Leave it to Ricky Williams to add an intriguing twist to an already interesting storyline.
The enigmatic running back returns Sunday from a four-game suspension for violating the NFL substance-abuse policy when Miami visits Tampa Bay.
His presence following a one-year retirement that ended when he showed up for training camp is sure to overshadow a long-awaited matchup between rookies and former Auburn teammates Ronnie Brown and Carnell "Cadillac" Williams.
The Dolphins, off to a 2-2 start after going 4-12 without Ricky last season, couldn't be happier or more supportive.
"He might not have been welcomed back last year at a certain time. I was upset. I'm selfish -- I wanted to win. I was angry. But that's last year," linebacker Zach Thomas said.
"He has showed he's committed to the team, and he's a good guy. He doesn't want it to be about him. He wants it to be about the team."
Brown and Cadillac Williams were two of the first five players selected in this year's draft, close friends who shared playing time in college and still talk on the telephone three or four times a week.
The rookies circled today on their calendars as soon as the Dolphins picked Brown second overall and the Buccaneers (4-1) took Cadillac at No. 5.
Both feel the relationship they built at Auburn will help Brown deal with splitting Miami's workload with Ricky Williams back in the fold.
"I've already been through a situation like this. I think it could be pretty helpful on this level, with it being my first season and the NFL season is a little bit different than the college season," Brown said. "I think it's helpful from the standpoint of being healthy toward the end of the season."
Dolphins Coach Nick Saban has not said how much he plans to play Williams, who hasn't appeared in a regular season game since December 2003, this week.
Brown has rushed for 229 yards in his last two games, but the Bucs are bracing for a heavy dose of both runners.
"Ronnie can do a lot of different things. Part of the reason we liked him was the fact that he had versatility as a player, with his size and blocking ability. The fact that he played in college with Cadillac, and played a dual role with him, is something that was a consideration with us in the draft," Saban said.
"It's going to be difficult for us to do it short term. But long term, we'd like to have both of these guys be a significant part of our offense."
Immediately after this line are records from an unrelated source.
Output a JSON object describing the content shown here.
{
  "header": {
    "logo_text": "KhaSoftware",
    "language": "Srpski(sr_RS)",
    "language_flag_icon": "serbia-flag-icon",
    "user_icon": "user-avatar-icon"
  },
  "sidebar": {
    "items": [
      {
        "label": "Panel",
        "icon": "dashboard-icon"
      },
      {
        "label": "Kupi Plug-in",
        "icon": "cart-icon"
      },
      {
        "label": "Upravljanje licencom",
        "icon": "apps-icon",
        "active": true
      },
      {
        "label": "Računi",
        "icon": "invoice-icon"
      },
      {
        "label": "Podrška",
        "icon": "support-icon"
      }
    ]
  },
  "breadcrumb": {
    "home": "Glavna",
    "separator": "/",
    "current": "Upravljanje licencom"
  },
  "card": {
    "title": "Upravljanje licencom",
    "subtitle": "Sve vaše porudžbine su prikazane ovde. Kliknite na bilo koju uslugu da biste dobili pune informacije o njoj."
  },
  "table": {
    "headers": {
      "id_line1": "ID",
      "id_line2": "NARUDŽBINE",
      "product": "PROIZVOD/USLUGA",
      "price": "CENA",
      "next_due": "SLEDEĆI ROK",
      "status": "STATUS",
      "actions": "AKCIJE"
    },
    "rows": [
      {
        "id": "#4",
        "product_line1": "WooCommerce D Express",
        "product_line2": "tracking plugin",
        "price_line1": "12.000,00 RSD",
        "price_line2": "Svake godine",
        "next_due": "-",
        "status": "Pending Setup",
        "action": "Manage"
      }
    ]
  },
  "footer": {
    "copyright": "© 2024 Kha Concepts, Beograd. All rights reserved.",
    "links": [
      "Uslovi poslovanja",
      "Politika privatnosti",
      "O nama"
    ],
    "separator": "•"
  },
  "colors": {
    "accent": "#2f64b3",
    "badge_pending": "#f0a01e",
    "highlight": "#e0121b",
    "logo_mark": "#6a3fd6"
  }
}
Cadillac Williams has been instrumental in the resurgence of the Bucs, who won five games last year. He sat out last week's 14-12 loss to the New York Jets because of a foot sprain and sore hamstring, but was optimistic about playing against the Dolphins after practicing Wednesday and Thursday.
"Realistically, I think there's a pretty good chance," he said.
Most weeks, the first regular season meeting between players with the history Brown and Cadillac share would be the major theme on game day.
But with Ricky returning after stunning teammates and the rest of the NFL by walking away last year, the showdown between hotshot rookies looms as more of a sideshow -- especially with Cadillac officially listed as "questionable" to play.
Brown expects to see his friend on the field.
"The type of person that Carnell is, I know if there's any way he can be out there, he'll be out there because he wants to help the team. I know that's the main thing for Carnell," Brown said.
"At the same time, I think he's going to make a good decision. If he feels like he's not going to be as effective as he would, I don't think he'll jeopardize himself to do that."
In the short time Brown has been around Ricky Williams, the rookie feels the two have developed what could blossom into a nice friendship.
While he doesn't know if it'll ever rival what he and Cadillac have, he's happy with the way the relationship is progressing.
"It takes time. Carnell and myself, we were together for four years, so we had the opportunity to hang out a lot. On this level, it's a little different. People have lives as far as families and stuff away from here, so you don't find yourself hanging out as much," Brown said.
Ricky Williams declined all requests for interviews this week, saying he would wait until after playing a game to speak.
He impressed Saban and his teammates during the suspension, working out on his own and attending meetings at the team's training facility.
If there were lingering doubts about him when training camp began, they're gone.
"If you come back and say, 'Look guys, I made a mistake. I'm back. I'm ready to go and I'm with you,' . . . it is easy to forgive," defensive end Jason Taylor said. "We've all made mistakes in life and done things we all regret. If anybody sat here and said they didn't, then they are lying. It's easy. You can't hold a grudge forever."